▶ [What is being asked] Please reproduce the entries that follow, keeping each word intact.

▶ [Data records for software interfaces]
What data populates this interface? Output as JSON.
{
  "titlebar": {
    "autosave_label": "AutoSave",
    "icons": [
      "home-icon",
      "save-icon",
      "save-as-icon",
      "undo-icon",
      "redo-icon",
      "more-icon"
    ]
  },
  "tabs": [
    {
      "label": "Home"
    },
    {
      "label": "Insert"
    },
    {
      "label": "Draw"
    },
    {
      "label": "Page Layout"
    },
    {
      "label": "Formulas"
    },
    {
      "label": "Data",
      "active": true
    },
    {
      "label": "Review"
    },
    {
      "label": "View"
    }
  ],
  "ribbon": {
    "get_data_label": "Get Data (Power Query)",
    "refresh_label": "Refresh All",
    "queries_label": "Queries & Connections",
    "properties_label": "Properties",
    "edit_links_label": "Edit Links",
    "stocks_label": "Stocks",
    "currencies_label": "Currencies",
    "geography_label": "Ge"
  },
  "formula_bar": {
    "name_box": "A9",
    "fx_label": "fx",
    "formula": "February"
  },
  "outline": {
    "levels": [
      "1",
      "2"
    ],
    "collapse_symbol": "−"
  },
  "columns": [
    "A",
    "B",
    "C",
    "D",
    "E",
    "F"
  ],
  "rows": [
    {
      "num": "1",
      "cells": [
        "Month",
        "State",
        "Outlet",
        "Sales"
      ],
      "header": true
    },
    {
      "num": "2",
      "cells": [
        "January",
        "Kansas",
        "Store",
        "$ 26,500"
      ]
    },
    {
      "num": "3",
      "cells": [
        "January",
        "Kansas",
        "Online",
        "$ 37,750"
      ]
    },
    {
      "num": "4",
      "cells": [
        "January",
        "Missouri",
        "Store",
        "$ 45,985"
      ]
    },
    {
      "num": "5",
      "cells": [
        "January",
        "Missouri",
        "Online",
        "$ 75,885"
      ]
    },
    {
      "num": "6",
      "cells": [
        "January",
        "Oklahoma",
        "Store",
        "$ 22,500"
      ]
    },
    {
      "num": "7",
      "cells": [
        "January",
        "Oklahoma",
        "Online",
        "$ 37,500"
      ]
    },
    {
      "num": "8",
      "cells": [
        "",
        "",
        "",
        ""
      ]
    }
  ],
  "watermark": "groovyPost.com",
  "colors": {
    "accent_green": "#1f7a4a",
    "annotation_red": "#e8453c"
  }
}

▶ [Exercise result]
What data populates this interface? Output as JSON.
{
  "titlebar": {
    "autosave_label": "AutoSave",
    "icons": [
      "home-icon",
      "save-icon",
      "save-as-icon",
      "undo-icon",
      "redo-icon",
      "more-icon"
    ]
  },
  "tabs": [
    {
      "label": "Home"
    },
    {
      "label": "Insert"
    },
    {
      "label": "Draw"
    },
    {
      "label": "Page Layout"
    },
    {
      "label": "Formulas"
    },
    {
      "label": "Data",
      "active": true
    },
    {
      "label": "Review"
    },
    {
      "label": "View"
    }
  ],
  "ribbon": {
    "get_data_label": "Get Data (Power Query)",
    "refresh_label": "Refresh All",
    "queries_label": "Queries & Connections",
    "properties_label": "Properties",
    "edit_links_label": "Edit Links",
    "stocks_label": "Stocks",
    "currencies_label": "Currencies",
    "geography_label": "Ge"
  },
  "formula_bar": {
    "name_box": "A9",
    "fx_label": "fx",
    "formula": "February"
  },
  "outline": {
    "levels": [
      "1",
      "2"
    ],
    "collapse_symbol": "−"
  },
  "columns": [
    "A",
    "B",
    "C",
    "D",
    "E",
    "F"
  ],
  "rows": [
    {
      "num": "1",
      "cells": [
        "Month",
        "State",
        "Outlet",
        "Sales"
      ],
      "header": true
    },
    {
      "num": "2",
      "cells": [
        "January",
        "Kansas",
        "Store",
        "$ 26,500"
      ]
    },
    {
      "num": "3",
      "cells": [
        "January",
        "Kansas",
        "Online",
        "$ 37,750"
      ]
    },
    {
      "num": "4",
      "cells": [
        "January",
        "Missouri",
        "Store",
        "$ 45,985"
      ]
    },
    {
      "num": "5",
      "cells": [
        "January",
        "Missouri",
        "Online",
        "$ 75,885"
      ]
    },
    {
      "num": "6",
      "cells": [
        "January",
        "Oklahoma",
        "Store",
        "$ 22,500"
      ]
    },
    {
      "num": "7",
      "cells": [
        "January",
        "Oklahoma",
        "Online",
        "$ 37,500"
      ]
    },
    {
      "num": "8",
      "cells": [
        "",
        "",
        "",
        ""
      ]
    }
  ],
  "watermark": "groovyPost.com",
  "colors": {
    "accent_green": "#1f7a4a",
    "annotation_red": "#e8453c"
  }
}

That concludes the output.